I constantly think of or hear things that professors do with their students and think "what a great idea!" or "holy hell I hope I never do that to my students." So, rather than constantly thinking of these things and forgetting them I was hoping you could forever put this in print AND include the wisdom of our wonderful community by asking for everyone's top 3 list of best and worst things about their research group in grad school.First, thank you to anyone who donated! And second, I am more than happy to answer this question:
The best 3 things about my grad school adviser/group (note that I'm remembering this through a haze of positive nostalgia):
- Personal mentoring: I always felt like my research advisor was dedicated to making me a better scientist, a better communicator and a better chemist.
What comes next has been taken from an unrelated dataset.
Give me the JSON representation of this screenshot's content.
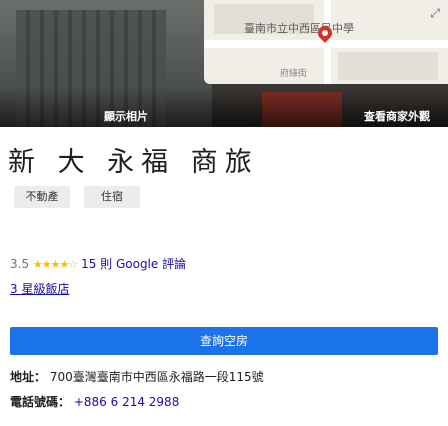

Group meetings weren't micromanaging beatdowns, they were a weekly 2 hour opportunity to learn from him (and each other!) about all aspects of organic chemistry. Even one-on-one meetings were positive and solution-oriented.
- Help with communication: Papers, orals, theses, interview talks were all practiced in front of the group, with slide-by-slide critiques given by fellow group members.
- Picking up the phone: I am always weirded out by stories from folks whose advisers wouldn't write letters of recommendation or make a phone call or two about a student. He has always been an advocate for his students, even after they've long since left his group.
- Favoritism/cliquishness: People have a natural tendency to congregate with like-minded people. There was a fair bit of cliquishness, and it was occasionally clear that the boss would prefer to interact with one group of students over another. I think this is a natural state of affairs, but I think that research advisers should act intentionally to counteract it.
- How we treated 1st years: I can't quite put my finger on it, but there was definitely a style of mentoring 1st years (usually by 2nd or 3rd years) that either worked really well (90% of the time) or didn't work at all. I think we could have done a better job there.
- Benign neglect: My adviser did a great job of training us to be independent scientists and people who could think critically about chemistry. There was very little micromanaging, which I was (and still am!) incredibly grateful for. However, there were times when I felt that it shaded into benign neglect, and that projects or students could occasionally languish. (I don't think it happened very often, which is why I'm putting it at the bottom of the list.)